The sources also said the review is taking a closer look at the actual start date of the original FBI investigation into potential collusion between members of the Trump campaign and the Russians, as some allege the probe began earlier than thought. Both components are considered key in the review currently being led by Attorney General Bill Barr and U.S. Attorney from Connecticut John Durham — an effort sure to draw more attention in the coming weeks and months now that Robert Mueller’s testimony is in the rearview.
The recordings in question pertain to conversations between government sources and Papadopoulos, which were memorialized in transcripts. One source told Fox News that Barr and Durham are reviewing why the material was left out of applications to surveil another former Trump campaign aide, Carter Page.
“I think it’s the smoking gun,” the source said.
“These recordings have exculpatory evidence,” the other source added. “It is standard tradecraft to record conversations with someone like Papadopoulos—especially when they are overseas and there are no restrictions.”

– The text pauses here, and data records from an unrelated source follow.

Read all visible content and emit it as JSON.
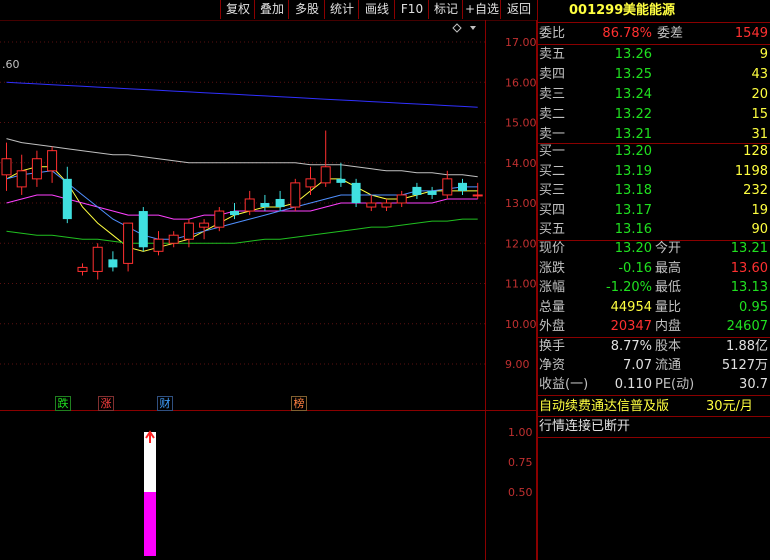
{
  "toolbar": {
    "buttons": [
      "复权",
      "叠加",
      "多股",
      "统计",
      "画线",
      "F10",
      "标记",
      "+自选",
      "返回"
    ]
  },
  "chart": {
    "price_axis": [
      "17.00",
      "16.00",
      "15.00",
      "14.00",
      "13.00",
      "12.00",
      "11.00",
      "10.00",
      "9.00"
    ],
    "indicator_axis": [
      "1.00",
      "0.75",
      "0.50"
    ],
    "left_label": ".60",
    "events": [
      "跌",
      "涨",
      "财",
      "榜"
    ],
    "indicator_value": 0.5
  },
  "chart_data": {
    "type": "candlestick",
    "ylim": [
      8.6,
      17.4
    ],
    "candles": [
      {
        "o": 13.7,
        "h": 14.5,
        "l": 13.3,
        "c": 14.1
      },
      {
        "o": 13.4,
        "h": 14.2,
        "l": 13.2,
        "c": 13.8
      },
      {
        "o": 13.6,
        "h": 14.3,
        "l": 13.4,
        "c": 14.1
      },
      {
        "o": 13.8,
        "h": 14.4,
        "l": 13.5,
        "c": 14.3
      },
      {
        "o": 13.6,
        "h": 13.9,
        "l": 12.5,
        "c": 12.6
      },
      {
        "o": 11.3,
        "h": 11.5,
        "l": 11.2,
        "c": 11.4
      },
      {
        "o": 11.3,
        "h": 12.0,
        "l": 11.1,
        "c": 11.9
      },
      {
        "o": 11.6,
        "h": 11.8,
        "l": 11.3,
        "c": 11.4
      },
      {
        "o": 11.5,
        "h": 12.5,
        "l": 11.3,
        "c": 12.5
      },
      {
        "o": 12.8,
        "h": 12.9,
        "l": 11.8,
        "c": 11.9
      },
      {
        "o": 11.8,
        "h": 12.3,
        "l": 11.7,
        "c": 12.1
      },
      {
        "o": 12.0,
        "h": 12.3,
        "l": 11.9,
        "c": 12.2
      },
      {
        "o": 12.1,
        "h": 12.6,
        "l": 11.9,
        "c": 12.5
      },
      {
        "o": 12.4,
        "h": 12.6,
        "l": 12.1,
        "c": 12.5
      },
      {
        "o": 12.4,
        "h": 12.9,
        "l": 12.3,
        "c": 12.8
      },
      {
        "o": 12.8,
        "h": 13.0,
        "l": 12.6,
        "c": 12.7
      },
      {
        "o": 12.8,
        "h": 13.3,
        "l": 12.7,
        "c": 13.1
      },
      {
        "o": 13.0,
        "h": 13.2,
        "l": 12.8,
        "c": 12.9
      },
      {
        "o": 13.1,
        "h": 13.3,
        "l": 12.8,
        "c": 12.9
      },
      {
        "o": 12.9,
        "h": 13.6,
        "l": 12.8,
        "c": 13.5
      },
      {
        "o": 13.4,
        "h": 13.9,
        "l": 13.2,
        "c": 13.6
      },
      {
        "o": 13.5,
        "h": 14.8,
        "l": 13.4,
        "c": 13.9
      },
      {
        "o": 13.6,
        "h": 14.0,
        "l": 13.4,
        "c": 13.5
      },
      {
        "o": 13.5,
        "h": 13.6,
        "l": 12.9,
        "c": 13.0
      },
      {
        "o": 12.9,
        "h": 13.2,
        "l": 12.8,
        "c": 13.0
      },
      {
        "o": 12.9,
        "h": 13.1,
        "l": 12.8,
        "c": 13.0
      },
      {
        "o": 13.0,
        "h": 13.3,
        "l": 12.9,
        "c": 13.2
      },
      {
        "o": 13.4,
        "h": 13.5,
        "l": 13.1,
        "c": 13.2
      },
      {
        "o": 13.3,
        "h": 13.4,
        "l": 13.1,
        "c": 13.2
      },
      {
        "o": 13.2,
        "h": 13.8,
        "l": 13.1,
        "c": 13.6
      },
      {
        "o": 13.5,
        "h": 13.6,
        "l": 13.2,
        "c": 13.3
      },
      {
        "o": 13.2,
        "h": 13.5,
        "l": 13.1,
        "c": 13.2
      }
    ],
    "ma_series": [
      {
        "color": "#3030ff",
        "values": [
          16.0,
          15.98,
          15.96,
          15.94,
          15.92,
          15.9,
          15.88,
          15.86,
          15.84,
          15.82,
          15.8,
          15.78,
          15.76,
          15.74,
          15.72,
          15.7,
          15.68,
          15.66,
          15.64,
          15.62,
          15.6,
          15.58,
          15.56,
          15.54,
          15.52,
          15.5,
          15.48,
          15.46,
          15.44,
          15.42,
          15.4,
          15.38
        ]
      },
      {
        "color": "#c0c0c0",
        "values": [
          14.6,
          14.5,
          14.45,
          14.4,
          14.35,
          14.3,
          14.25,
          14.2,
          14.2,
          14.15,
          14.1,
          14.05,
          14.0,
          14.0,
          14.0,
          14.0,
          14.0,
          14.0,
          14.0,
          14.0,
          13.95,
          13.95,
          13.95,
          13.9,
          13.85,
          13.8,
          13.8,
          13.75,
          13.75,
          13.7,
          13.7,
          13.65
        ]
      },
      {
        "color": "#ffff40",
        "values": [
          13.6,
          13.8,
          13.9,
          13.9,
          13.5,
          12.9,
          12.5,
          12.2,
          11.9,
          11.8,
          11.9,
          12.0,
          12.1,
          12.3,
          12.5,
          12.7,
          12.8,
          12.9,
          12.9,
          13.0,
          13.3,
          13.6,
          13.6,
          13.4,
          13.2,
          13.1,
          13.1,
          13.2,
          13.3,
          13.3,
          13.3,
          13.3
        ]
      },
      {
        "color": "#ff40ff",
        "values": [
          13.0,
          13.1,
          13.2,
          13.2,
          13.1,
          13.0,
          12.9,
          12.8,
          12.7,
          12.7,
          12.7,
          12.6,
          12.6,
          12.7,
          12.7,
          12.8,
          12.8,
          12.8,
          12.8,
          12.8,
          12.8,
          12.9,
          13.0,
          13.0,
          13.0,
          13.0,
          13.0,
          13.0,
          13.0,
          13.1,
          13.1,
          13.1
        ]
      },
      {
        "color": "#20c020",
        "values": [
          12.3,
          12.25,
          12.2,
          12.2,
          12.15,
          12.1,
          12.1,
          12.05,
          12.0,
          12.0,
          12.0,
          12.0,
          12.0,
          12.0,
          12.0,
          12.0,
          12.05,
          12.1,
          12.1,
          12.15,
          12.2,
          12.25,
          12.3,
          12.35,
          12.4,
          12.4,
          12.45,
          12.5,
          12.55,
          12.55,
          12.6,
          12.6
        ]
      },
      {
        "color": "#5090ff",
        "values": [
          13.6,
          13.7,
          13.75,
          13.8,
          13.5,
          13.2,
          12.9,
          12.6,
          12.4,
          12.2,
          12.1,
          12.1,
          12.2,
          12.3,
          12.4,
          12.5,
          12.6,
          12.7,
          12.8,
          12.9,
          13.0,
          13.1,
          13.2,
          13.2,
          13.2,
          13.2,
          13.2,
          13.3,
          13.3,
          13.35,
          13.4,
          13.4
        ]
      }
    ]
  },
  "stock": {
    "code": "001299",
    "name": "美能能源"
  },
  "weibi": {
    "label": "委比",
    "value": "86.78%",
    "diff_label": "委差",
    "diff_value": "1549"
  },
  "asks": [
    {
      "label": "卖五",
      "price": "13.26",
      "vol": "9"
    },
    {
      "label": "卖四",
      "price": "13.25",
      "vol": "43"
    },
    {
      "label": "卖三",
      "price": "13.24",
      "vol": "20"
    },
    {
      "label": "卖二",
      "price": "13.22",
      "vol": "15"
    },
    {
      "label": "卖一",
      "price": "13.21",
      "vol": "31"
    }
  ],
  "bids": [
    {
      "label": "买一",
      "price": "13.20",
      "vol": "128"
    },
    {
      "label": "买二",
      "price": "13.19",
      "vol": "1198"
    },
    {
      "label": "买三",
      "price": "13.18",
      "vol": "232"
    },
    {
      "label": "买四",
      "price": "13.17",
      "vol": "19"
    },
    {
      "label": "买五",
      "price": "13.16",
      "vol": "90"
    }
  ],
  "quote": [
    {
      "l1": "现价",
      "v1": "13.20",
      "c1": "green",
      "l2": "今开",
      "v2": "13.21",
      "c2": "green"
    },
    {
      "l1": "涨跌",
      "v1": "-0.16",
      "c1": "green",
      "l2": "最高",
      "v2": "13.60",
      "c2": "red"
    },
    {
      "l1": "涨幅",
      "v1": "-1.20%",
      "c1": "green",
      "l2": "最低",
      "v2": "13.13",
      "c2": "green"
    },
    {
      "l1": "总量",
      "v1": "44954",
      "c1": "yellow",
      "l2": "量比",
      "v2": "0.95",
      "c2": "green"
    },
    {
      "l1": "外盘",
      "v1": "20347",
      "c1": "red",
      "l2": "内盘",
      "v2": "24607",
      "c2": "green"
    }
  ],
  "fundamentals": [
    {
      "l1": "换手",
      "v1": "8.77%",
      "l2": "股本",
      "v2": "1.88亿"
    },
    {
      "l1": "净资",
      "v1": "7.07",
      "l2": "流通",
      "v2": "5127万"
    },
    {
      "l1": "收益(一)",
      "v1": "0.110",
      "l2": "PE(动)",
      "v2": "30.7"
    }
  ],
  "promo": {
    "text": "自动续费通达信普及版",
    "price": "30元/月"
  },
  "status": "行情连接已断开",
  "colors": {
    "up": "#ff3030",
    "down": "#40e0e0",
    "border": "#8a0000"
  }
}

Prior to the 2016 presidential election, Papadopoulos met with Maltese professor Joseph Mifsud in London, who told him that the Russians had dirt in the form of emails that could damage Hillary Clinton’s presidential campaign. Papadopoulos then told Australian diplomat Alexander Downer of the new information. Downer reported Papadopoulos’ comments to him to the FBI.